TASK TO CARRY OUT: Retype the data exactly, leaving nothing out.
----- EXTRACTED MATERIAL -----
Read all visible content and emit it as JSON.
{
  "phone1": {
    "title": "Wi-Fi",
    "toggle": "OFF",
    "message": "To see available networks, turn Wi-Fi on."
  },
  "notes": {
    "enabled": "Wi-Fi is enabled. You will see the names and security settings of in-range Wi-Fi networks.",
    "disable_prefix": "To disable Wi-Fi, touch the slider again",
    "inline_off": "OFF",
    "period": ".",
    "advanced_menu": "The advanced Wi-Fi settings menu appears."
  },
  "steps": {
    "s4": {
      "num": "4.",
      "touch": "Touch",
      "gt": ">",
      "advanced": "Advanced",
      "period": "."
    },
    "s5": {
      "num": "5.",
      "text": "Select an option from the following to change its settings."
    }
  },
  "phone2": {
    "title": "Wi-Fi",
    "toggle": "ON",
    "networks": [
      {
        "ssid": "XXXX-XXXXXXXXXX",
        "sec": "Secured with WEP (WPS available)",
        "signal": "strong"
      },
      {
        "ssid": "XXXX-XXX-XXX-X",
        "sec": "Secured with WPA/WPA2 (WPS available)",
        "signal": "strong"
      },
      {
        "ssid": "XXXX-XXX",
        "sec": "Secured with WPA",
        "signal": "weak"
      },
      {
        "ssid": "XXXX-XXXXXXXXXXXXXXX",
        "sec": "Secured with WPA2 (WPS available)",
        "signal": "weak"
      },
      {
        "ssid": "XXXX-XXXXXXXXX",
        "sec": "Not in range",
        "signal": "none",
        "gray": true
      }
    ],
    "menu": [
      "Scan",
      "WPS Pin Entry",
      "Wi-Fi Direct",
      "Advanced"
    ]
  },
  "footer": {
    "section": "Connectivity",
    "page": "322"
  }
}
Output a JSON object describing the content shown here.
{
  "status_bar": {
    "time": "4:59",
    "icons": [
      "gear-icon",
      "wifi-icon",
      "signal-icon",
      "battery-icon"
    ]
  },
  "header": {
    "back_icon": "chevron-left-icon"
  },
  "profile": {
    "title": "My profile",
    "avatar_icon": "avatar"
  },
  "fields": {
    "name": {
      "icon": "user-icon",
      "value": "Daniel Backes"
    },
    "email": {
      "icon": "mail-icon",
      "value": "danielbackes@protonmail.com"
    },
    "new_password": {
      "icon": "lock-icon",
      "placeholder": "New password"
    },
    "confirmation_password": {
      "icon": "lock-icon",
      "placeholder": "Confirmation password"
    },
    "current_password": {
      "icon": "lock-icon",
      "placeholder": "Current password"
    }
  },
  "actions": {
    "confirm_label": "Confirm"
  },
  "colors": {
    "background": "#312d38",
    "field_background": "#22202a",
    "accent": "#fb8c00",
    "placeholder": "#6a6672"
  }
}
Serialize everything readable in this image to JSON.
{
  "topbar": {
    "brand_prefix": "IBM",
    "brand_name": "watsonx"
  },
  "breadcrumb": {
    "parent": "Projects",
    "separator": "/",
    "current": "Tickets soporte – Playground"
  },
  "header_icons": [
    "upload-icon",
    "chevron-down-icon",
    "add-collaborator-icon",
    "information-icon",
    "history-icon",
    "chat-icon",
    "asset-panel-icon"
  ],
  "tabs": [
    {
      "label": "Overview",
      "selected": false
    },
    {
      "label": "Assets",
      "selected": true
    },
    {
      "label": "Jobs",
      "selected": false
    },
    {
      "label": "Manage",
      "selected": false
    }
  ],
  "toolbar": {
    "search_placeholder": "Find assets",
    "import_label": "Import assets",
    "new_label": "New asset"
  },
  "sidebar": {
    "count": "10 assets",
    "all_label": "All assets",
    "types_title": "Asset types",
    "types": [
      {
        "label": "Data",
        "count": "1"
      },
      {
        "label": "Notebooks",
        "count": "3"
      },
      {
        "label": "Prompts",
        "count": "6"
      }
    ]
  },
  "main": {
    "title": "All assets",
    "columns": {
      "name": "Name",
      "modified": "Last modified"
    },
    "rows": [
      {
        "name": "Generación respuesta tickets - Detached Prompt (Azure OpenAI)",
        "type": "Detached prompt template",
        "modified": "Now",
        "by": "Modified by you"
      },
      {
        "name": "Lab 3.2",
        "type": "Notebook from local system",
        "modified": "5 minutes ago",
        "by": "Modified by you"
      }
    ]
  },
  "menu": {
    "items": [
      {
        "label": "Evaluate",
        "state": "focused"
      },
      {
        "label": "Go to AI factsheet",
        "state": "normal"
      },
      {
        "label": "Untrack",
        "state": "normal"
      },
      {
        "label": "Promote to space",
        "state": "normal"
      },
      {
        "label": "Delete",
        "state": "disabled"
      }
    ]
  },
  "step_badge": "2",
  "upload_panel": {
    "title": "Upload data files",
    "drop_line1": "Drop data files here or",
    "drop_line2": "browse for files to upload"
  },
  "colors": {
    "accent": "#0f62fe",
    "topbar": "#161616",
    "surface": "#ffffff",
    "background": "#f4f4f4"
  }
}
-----
RESULT:
Read all visible content and emit it as JSON.
{
  "phone1": {
    "title": "Wi-Fi",
    "toggle": "OFF",
    "message": "To see available networks, turn Wi-Fi on."
  },
  "notes": {
    "enabled": "Wi-Fi is enabled. You will see the names and security settings of in-range Wi-Fi networks.",
    "disable_prefix": "To disable Wi-Fi, touch the slider again",
    "inline_off": "OFF",
    "period": ".",
    "advanced_menu": "The advanced Wi-Fi settings menu appears."
  },
  "steps": {
    "s4": {
      "num": "4.",
      "touch": "Touch",
      "gt": ">",
      "advanced": "Advanced",
      "period": "."
    },
    "s5": {
      "num": "5.",
      "text": "Select an option from the following to change its settings."
    }
  },
  "phone2": {
    "title": "Wi-Fi",
    "toggle": "ON",
    "networks": [
      {
        "ssid": "XXXX-XXXXXXXXXX",
        "sec": "Secured with WEP (WPS available)",
        "signal": "strong"
      },
      {
        "ssid": "XXXX-XXX-XXX-X",
        "sec": "Secured with WPA/WPA2 (WPS available)",
        "signal": "strong"
      },
      {
        "ssid": "XXXX-XXX",
        "sec": "Secured with WPA",
        "signal": "weak"
      },
      {
        "ssid": "XXXX-XXXXXXXXXXXXXXX",
        "sec": "Secured with WPA2 (WPS available)",
        "signal": "weak"
      },
      {
        "ssid": "XXXX-XXXXXXXXX",
        "sec": "Not in range",
        "signal": "none",
        "gray": true
      }
    ],
    "menu": [
      "Scan",
      "WPS Pin Entry",
      "Wi-Fi Direct",
      "Advanced"
    ]
  },
  "footer": {
    "section": "Connectivity",
    "page": "322"
  }
}
Output a JSON object describing the content shown here.
{
  "status_bar": {
    "time": "4:59",
    "icons": [
      "gear-icon",
      "wifi-icon",
      "signal-icon",
      "battery-icon"
    ]
  },
  "header": {
    "back_icon": "chevron-left-icon"
  },
  "profile": {
    "title": "My profile",
    "avatar_icon": "avatar"
  },
  "fields": {
    "name": {
      "icon": "user-icon",
      "value": "Daniel Backes"
    },
    "email": {
      "icon": "mail-icon",
      "value": "danielbackes@protonmail.com"
    },
    "new_password": {
      "icon": "lock-icon",
      "placeholder": "New password"
    },
    "confirmation_password": {
      "icon": "lock-icon",
      "placeholder": "Confirmation password"
    },
    "current_password": {
      "icon": "lock-icon",
      "placeholder": "Current password"
    }
  },
  "actions": {
    "confirm_label": "Confirm"
  },
  "colors": {
    "background": "#312d38",
    "field_background": "#22202a",
    "accent": "#fb8c00",
    "placeholder": "#6a6672"
  }
}
Serialize everything readable in this image to JSON.
{
  "topbar": {
    "brand_prefix": "IBM",
    "brand_name": "watsonx"
  },
  "breadcrumb": {
    "parent": "Projects",
    "separator": "/",
    "current": "Tickets soporte – Playground"
  },
  "header_icons": [
    "upload-icon",
    "chevron-down-icon",
    "add-collaborator-icon",
    "information-icon",
    "history-icon",
    "chat-icon",
    "asset-panel-icon"
  ],
  "tabs": [
    {
      "label": "Overview",
      "selected": false
    },
    {
      "label": "Assets",
      "selected": true
    },
    {
      "label": "Jobs",
      "selected": false
    },
    {
      "label": "Manage",
      "selected": false
    }
  ],
  "toolbar": {
    "search_placeholder": "Find assets",
    "import_label": "Import assets",
    "new_label": "New asset"
  },
  "sidebar": {
    "count": "10 assets",
    "all_label": "All assets",
    "types_title": "Asset types",
    "types": [
      {
        "label": "Data",
        "count": "1"
      },
      {
        "label": "Notebooks",
        "count": "3"
      },
      {
        "label": "Prompts",
        "count": "6"
      }
    ]
  },
  "main": {
    "title": "All assets",
    "columns": {
      "name": "Name",
      "modified": "Last modified"
    },
    "rows": [
      {
        "name": "Generación respuesta tickets - Detached Prompt (Azure OpenAI)",
        "type": "Detached prompt template",
        "modified": "Now",
        "by": "Modified by you"
      },
      {
        "name": "Lab 3.2",
        "type": "Notebook from local system",
        "modified": "5 minutes ago",
        "by": "Modified by you"
      }
    ]
  },
  "menu": {
    "items": [
      {
        "label": "Evaluate",
        "state": "focused"
      },
      {
        "label": "Go to AI factsheet",
        "state": "normal"
      },
      {
        "label": "Untrack",
        "state": "normal"
      },
      {
        "label": "Promote to space",
        "state": "normal"
      },
      {
        "label": "Delete",
        "state": "disabled"
      }
    ]
  },
  "step_badge": "2",
  "upload_panel": {
    "title": "Upload data files",
    "drop_line1": "Drop data files here or",
    "drop_line2": "browse for files to upload"
  },
  "colors": {
    "accent": "#0f62fe",
    "topbar": "#161616",
    "surface": "#ffffff",
    "background": "#f4f4f4"
  }
}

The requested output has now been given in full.